Yet another reason for the decline of the manufacturing industry is the decline of membership to labor unions. Reduced membership means the workers have less influence and authority to play a part in policy implementation and to try and regulate their won incomes. The manufacturing companies are therefore able to reduce wages, and gradually automate their factories by stopping the hiring of more workers and focusing on the purchase of automated machinery.
Reich explores the relationship between demographics and labor resources, noting the decline of the American workforce and projecting a surge in around 2010. Legal and illegal immigration adds to the complexity of the demographics. Reich projects the precipitous rise of the ageing populace. However, he does not go beyond mentioning the statistics, or how this affects socio-economic inequality.
Symbolic analysts comprise of high-specialization professions such as scientists in different fields, engineers, senior executives, artists, film makers, script writers, musicians, public relations specialists, lawyers, investment bankers, political analysts, etc. The rise of this group in the population has rendered the purchasing power of the manufacturing laborers to the economy obsolete. Those in the middle range are scientists and researchers. Reich does not state for how long the symbolic analytics will continue to prosper. The growing accessibility of high-quality education all over the world seems to suggest that American symbolic analytics have nothing special, and the industry could rise in other countries just as easily as it is doing in America. For example, India has a large workforce of IT professionals; therefore this could be expanded into other fields. One phenomenon that could prevent this is that of importing specialized workers from developing countries, but that cannot go on indefinitely, as there will be a point of saturation. The film industries of other countries could rise, mature and become independent of Hollywood. India’s film industry has done this, demonstrating that other countries can do it.
A one-sided view of socio-economic inequality is bound to miss a few, or perhaps a lot, of the factors that contribute to socio-economic inequality. Furthermore, contemporary research shows that globalization is not a cause of the rise of socio-economic inequality, which contradicts with Reich’s view, as outsourcing is a phenomenon that is caused by globalization. Inequality should be addressed in both a global and local context; otherwise there are no foreseeable solutions to the problem. We are only left to analyze it, to read about it, perhaps not seeing the full picture. Reich only explores inequality in a local context; he does not tackle global inequality. He also does not explore the earnings of executives in the emerging industries, only focusing on the declining manufacturing industry.
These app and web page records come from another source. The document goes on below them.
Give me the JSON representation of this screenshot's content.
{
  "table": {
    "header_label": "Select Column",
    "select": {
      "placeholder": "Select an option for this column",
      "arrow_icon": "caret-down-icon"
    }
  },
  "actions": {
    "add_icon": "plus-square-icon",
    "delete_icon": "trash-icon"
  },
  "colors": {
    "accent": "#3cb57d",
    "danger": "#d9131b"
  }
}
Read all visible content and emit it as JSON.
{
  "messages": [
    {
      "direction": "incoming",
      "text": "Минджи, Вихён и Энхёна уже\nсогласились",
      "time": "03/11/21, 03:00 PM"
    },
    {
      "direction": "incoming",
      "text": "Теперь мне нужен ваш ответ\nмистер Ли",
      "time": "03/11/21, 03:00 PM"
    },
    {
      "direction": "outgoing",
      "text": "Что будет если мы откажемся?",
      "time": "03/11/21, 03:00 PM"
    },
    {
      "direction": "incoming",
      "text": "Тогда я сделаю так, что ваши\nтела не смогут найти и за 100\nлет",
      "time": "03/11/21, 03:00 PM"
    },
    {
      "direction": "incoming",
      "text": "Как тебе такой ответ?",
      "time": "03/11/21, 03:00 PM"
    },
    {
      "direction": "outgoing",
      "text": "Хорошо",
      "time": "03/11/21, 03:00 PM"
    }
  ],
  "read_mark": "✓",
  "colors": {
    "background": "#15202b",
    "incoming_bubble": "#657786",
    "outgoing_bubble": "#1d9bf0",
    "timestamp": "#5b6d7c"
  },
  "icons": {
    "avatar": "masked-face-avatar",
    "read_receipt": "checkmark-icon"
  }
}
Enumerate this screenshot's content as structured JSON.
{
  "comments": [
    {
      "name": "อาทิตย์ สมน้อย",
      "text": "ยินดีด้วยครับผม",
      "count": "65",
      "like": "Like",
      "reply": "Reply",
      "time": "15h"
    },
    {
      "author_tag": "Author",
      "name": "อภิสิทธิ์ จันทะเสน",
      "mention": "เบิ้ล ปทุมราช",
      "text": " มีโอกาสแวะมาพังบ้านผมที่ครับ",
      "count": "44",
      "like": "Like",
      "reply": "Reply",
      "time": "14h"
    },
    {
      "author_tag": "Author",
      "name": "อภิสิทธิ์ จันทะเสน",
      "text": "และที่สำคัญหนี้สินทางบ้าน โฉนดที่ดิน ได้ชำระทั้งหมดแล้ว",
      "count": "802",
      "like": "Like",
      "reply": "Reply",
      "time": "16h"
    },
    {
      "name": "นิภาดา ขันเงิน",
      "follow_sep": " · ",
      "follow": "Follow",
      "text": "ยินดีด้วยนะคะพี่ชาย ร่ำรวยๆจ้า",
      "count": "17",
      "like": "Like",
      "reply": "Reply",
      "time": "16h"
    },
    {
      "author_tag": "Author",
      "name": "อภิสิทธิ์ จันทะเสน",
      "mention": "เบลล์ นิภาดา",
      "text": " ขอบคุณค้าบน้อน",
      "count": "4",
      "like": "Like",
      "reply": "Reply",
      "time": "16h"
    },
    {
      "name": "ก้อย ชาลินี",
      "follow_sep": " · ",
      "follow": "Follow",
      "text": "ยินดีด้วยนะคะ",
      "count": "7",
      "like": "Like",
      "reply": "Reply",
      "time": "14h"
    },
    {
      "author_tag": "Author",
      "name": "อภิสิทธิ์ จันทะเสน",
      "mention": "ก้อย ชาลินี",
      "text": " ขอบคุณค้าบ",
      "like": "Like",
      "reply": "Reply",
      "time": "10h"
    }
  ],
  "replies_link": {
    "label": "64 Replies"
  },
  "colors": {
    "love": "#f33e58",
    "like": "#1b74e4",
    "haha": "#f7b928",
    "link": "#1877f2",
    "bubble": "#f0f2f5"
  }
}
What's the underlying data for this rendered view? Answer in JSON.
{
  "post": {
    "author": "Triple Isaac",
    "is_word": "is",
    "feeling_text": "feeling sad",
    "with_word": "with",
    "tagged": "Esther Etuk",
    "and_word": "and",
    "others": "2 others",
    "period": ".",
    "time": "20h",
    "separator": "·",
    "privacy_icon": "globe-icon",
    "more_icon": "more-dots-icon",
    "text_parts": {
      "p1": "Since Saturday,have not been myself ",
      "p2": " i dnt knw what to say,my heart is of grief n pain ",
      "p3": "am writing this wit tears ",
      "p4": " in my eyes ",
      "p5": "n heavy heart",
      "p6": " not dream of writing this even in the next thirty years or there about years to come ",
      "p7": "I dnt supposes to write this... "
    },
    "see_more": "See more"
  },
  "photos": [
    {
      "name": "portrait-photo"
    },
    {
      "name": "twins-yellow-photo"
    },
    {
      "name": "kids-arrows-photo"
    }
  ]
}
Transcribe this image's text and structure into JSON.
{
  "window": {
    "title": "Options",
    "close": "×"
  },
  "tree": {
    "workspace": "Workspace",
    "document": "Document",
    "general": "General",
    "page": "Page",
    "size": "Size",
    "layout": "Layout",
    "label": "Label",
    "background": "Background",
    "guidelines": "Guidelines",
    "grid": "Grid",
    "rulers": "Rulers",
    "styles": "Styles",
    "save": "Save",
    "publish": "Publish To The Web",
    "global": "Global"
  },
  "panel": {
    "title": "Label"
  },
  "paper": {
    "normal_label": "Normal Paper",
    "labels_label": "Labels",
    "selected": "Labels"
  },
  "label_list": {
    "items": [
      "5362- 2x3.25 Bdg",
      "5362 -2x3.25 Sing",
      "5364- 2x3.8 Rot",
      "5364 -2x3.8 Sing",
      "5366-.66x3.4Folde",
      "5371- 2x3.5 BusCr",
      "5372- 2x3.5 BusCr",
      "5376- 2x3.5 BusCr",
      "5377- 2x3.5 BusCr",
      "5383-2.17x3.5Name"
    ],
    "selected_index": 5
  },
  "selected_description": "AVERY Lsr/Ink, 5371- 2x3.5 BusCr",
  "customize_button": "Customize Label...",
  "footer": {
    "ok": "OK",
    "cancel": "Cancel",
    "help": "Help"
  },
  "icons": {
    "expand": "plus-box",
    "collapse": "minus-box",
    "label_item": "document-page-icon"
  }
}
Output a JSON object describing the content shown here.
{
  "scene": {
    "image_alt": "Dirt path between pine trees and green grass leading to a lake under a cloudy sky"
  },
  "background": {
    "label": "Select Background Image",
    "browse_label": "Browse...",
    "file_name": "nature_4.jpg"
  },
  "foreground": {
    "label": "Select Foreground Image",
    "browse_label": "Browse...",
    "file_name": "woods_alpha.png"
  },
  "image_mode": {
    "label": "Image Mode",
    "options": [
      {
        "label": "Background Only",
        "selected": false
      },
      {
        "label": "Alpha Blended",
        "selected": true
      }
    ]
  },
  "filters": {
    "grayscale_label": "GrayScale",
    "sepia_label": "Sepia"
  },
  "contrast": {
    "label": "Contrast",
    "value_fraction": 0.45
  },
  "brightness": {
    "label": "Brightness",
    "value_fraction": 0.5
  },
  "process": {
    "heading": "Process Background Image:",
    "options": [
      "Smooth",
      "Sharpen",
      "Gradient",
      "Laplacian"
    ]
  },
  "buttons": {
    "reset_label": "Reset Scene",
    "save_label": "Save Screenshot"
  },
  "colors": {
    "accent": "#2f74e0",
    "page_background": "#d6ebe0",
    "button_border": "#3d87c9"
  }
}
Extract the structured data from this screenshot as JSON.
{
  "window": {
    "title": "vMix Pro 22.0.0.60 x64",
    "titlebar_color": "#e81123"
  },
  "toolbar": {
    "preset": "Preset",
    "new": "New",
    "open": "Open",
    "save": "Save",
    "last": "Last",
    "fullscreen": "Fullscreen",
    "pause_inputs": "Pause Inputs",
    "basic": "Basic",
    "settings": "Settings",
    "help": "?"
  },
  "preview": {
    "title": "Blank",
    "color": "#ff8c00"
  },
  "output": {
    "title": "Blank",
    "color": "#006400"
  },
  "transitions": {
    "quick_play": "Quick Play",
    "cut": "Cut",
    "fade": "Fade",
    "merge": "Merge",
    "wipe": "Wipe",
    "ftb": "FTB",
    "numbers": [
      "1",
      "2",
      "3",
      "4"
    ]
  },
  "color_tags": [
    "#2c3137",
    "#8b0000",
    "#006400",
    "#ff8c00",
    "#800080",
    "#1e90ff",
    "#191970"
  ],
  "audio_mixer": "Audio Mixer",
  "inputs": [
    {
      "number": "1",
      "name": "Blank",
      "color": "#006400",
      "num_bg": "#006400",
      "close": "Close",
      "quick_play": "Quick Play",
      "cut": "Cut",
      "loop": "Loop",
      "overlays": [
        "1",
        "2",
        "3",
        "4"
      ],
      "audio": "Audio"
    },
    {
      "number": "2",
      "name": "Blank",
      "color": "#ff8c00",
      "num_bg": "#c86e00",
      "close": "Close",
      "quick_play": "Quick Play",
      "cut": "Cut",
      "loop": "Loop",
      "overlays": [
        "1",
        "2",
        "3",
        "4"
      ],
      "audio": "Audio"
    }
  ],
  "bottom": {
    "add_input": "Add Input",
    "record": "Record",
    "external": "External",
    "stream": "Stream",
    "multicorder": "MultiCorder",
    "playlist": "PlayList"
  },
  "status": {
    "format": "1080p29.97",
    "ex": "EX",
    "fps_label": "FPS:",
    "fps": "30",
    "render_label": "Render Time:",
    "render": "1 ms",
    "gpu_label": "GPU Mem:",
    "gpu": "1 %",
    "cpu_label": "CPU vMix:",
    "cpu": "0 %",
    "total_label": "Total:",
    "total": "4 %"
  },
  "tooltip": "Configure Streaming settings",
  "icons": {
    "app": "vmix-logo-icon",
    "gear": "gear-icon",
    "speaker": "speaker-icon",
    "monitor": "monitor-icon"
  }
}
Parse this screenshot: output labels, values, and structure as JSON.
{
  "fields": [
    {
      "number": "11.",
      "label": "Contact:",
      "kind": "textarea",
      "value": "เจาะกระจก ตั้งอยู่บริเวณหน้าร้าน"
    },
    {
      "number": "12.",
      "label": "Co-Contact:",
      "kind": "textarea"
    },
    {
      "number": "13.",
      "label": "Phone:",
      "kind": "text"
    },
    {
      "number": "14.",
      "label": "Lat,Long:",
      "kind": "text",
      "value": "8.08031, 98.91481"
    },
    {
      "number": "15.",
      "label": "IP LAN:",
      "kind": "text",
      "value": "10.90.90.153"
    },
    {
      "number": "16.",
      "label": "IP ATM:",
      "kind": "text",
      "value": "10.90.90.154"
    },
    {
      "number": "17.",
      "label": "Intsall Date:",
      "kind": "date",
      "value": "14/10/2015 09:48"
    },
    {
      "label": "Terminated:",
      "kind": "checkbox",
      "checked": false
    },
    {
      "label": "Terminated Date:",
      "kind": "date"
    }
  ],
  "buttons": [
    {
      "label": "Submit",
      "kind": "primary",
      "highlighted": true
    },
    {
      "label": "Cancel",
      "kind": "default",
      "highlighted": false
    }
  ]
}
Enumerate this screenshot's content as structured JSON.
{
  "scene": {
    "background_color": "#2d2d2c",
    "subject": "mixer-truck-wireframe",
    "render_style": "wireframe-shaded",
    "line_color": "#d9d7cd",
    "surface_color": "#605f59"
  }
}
Overall he presents a grim future and does not offer any insight into how the issue can be addressed. Presentation of the problem without any insight at all on how the issue could be addressed is unconvincing as there is no way to judge the correctness and accuracy of the analysis of the issue.